The input Block Start

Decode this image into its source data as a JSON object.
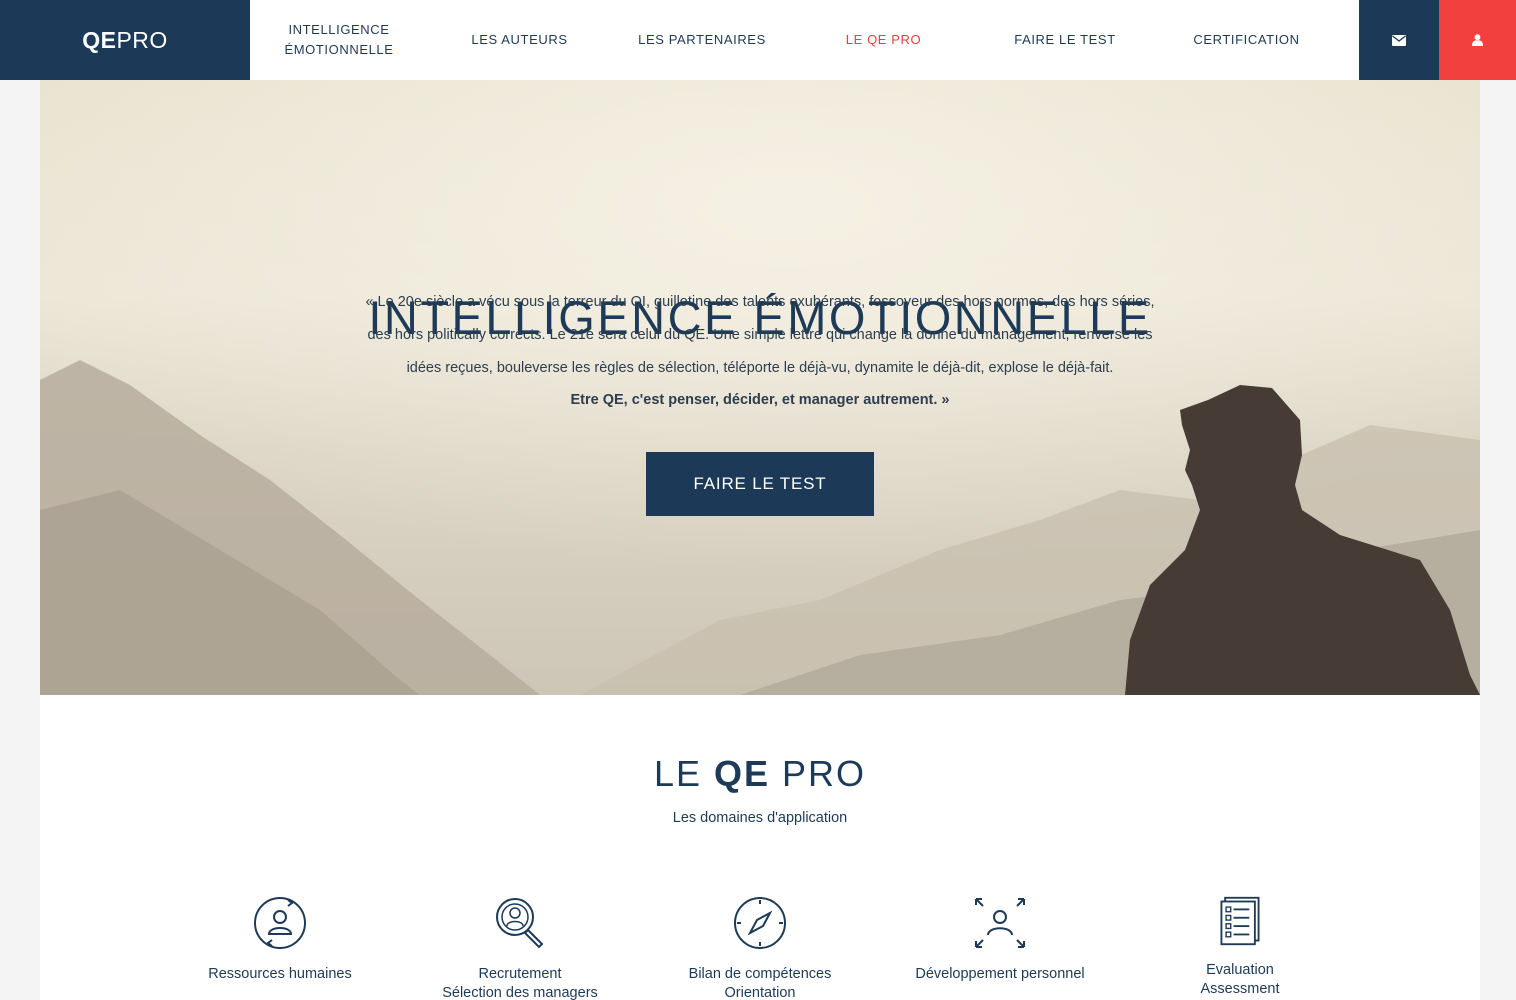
{
  "logo": {
    "bold": "QE",
    "light": "PRO"
  },
  "nav": {
    "items": [
      {
        "line1": "INTELLIGENCE",
        "line2": "ÉMOTIONNELLE"
      },
      {
        "label": "LES AUTEURS"
      },
      {
        "label": "LES PARTENAIRES"
      },
      {
        "label": "LE QE PRO"
      },
      {
        "label": "FAIRE LE TEST"
      },
      {
        "label": "CERTIFICATION"
      }
    ],
    "active_index": 3,
    "mail_icon": "envelope-icon",
    "user_icon": "user-icon"
  },
  "hero": {
    "title": "INTELLIGENCE ÉMOTIONNELLE",
    "quote_lines": [
      "« Le 20e siècle a vécu sous la terreur du QI, guillotine des talents exubérants, fossoyeur des hors normes, des hors séries,",
      "des hors politically corrects. Le 21e sera celui du QE. Une simple lettre qui change la donne du management, renverse les",
      "idées reçues, bouleverse les règles de sélection, téléporte le déjà-vu, dynamite le déjà-dit, explose le déjà-fait."
    ],
    "quote_bold": "Etre QE, c'est penser, décider, et manager autrement. »",
    "cta": "FAIRE LE TEST"
  },
  "section": {
    "title_pre": "LE ",
    "title_bold": "QE",
    "title_post": " PRO",
    "subtitle": "Les domaines d'application",
    "domains": [
      {
        "icon": "user-cycle-icon",
        "line1": "Ressources humaines",
        "line2": ""
      },
      {
        "icon": "magnifier-person-icon",
        "line1": "Recrutement",
        "line2": "Sélection des managers"
      },
      {
        "icon": "compass-icon",
        "line1": "Bilan de compétences",
        "line2": "Orientation"
      },
      {
        "icon": "person-expand-icon",
        "line1": "Développement personnel",
        "line2": ""
      },
      {
        "icon": "checklist-icon",
        "line1": "Evaluation",
        "line2": "Assessment"
      }
    ]
  },
  "colors": {
    "navy": "#1c3a57",
    "red": "#f2403f",
    "active": "#e8413c"
  }
}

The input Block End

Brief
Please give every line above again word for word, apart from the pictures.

Result
Decode this image into its source data as a JSON object.
{
  "logo": {
    "bold": "QE",
    "light": "PRO"
  },
  "nav": {
    "items": [
      {
        "line1": "INTELLIGENCE",
        "line2": "ÉMOTIONNELLE"
      },
      {
        "label": "LES AUTEURS"
      },
      {
        "label": "LES PARTENAIRES"
      },
      {
        "label": "LE QE PRO"
      },
      {
        "label": "FAIRE LE TEST"
      },
      {
        "label": "CERTIFICATION"
      }
    ],
    "active_index": 3,
    "mail_icon": "envelope-icon",
    "user_icon": "user-icon"
  },
  "hero": {
    "title": "INTELLIGENCE ÉMOTIONNELLE",
    "quote_lines": [
      "« Le 20e siècle a vécu sous la terreur du QI, guillotine des talents exubérants, fossoyeur des hors normes, des hors séries,",
      "des hors politically corrects. Le 21e sera celui du QE. Une simple lettre qui change la donne du management, renverse les",
      "idées reçues, bouleverse les règles de sélection, téléporte le déjà-vu, dynamite le déjà-dit, explose le déjà-fait."
    ],
    "quote_bold": "Etre QE, c'est penser, décider, et manager autrement. »",
    "cta": "FAIRE LE TEST"
  },
  "section": {
    "title_pre": "LE ",
    "title_bold": "QE",
    "title_post": " PRO",
    "subtitle": "Les domaines d'application",
    "domains": [
      {
        "icon": "user-cycle-icon",
        "line1": "Ressources humaines",
        "line2": ""
      },
      {
        "icon": "magnifier-person-icon",
        "line1": "Recrutement",
        "line2": "Sélection des managers"
      },
      {
        "icon": "compass-icon",
        "line1": "Bilan de compétences",
        "line2": "Orientation"
      },
      {
        "icon": "person-expand-icon",
        "line1": "Développement personnel",
        "line2": ""
      },
      {
        "icon": "checklist-icon",
        "line1": "Evaluation",
        "line2": "Assessment"
      }
    ]
  },
  "colors": {
    "navy": "#1c3a57",
    "red": "#f2403f",
    "active": "#e8413c"
  }
}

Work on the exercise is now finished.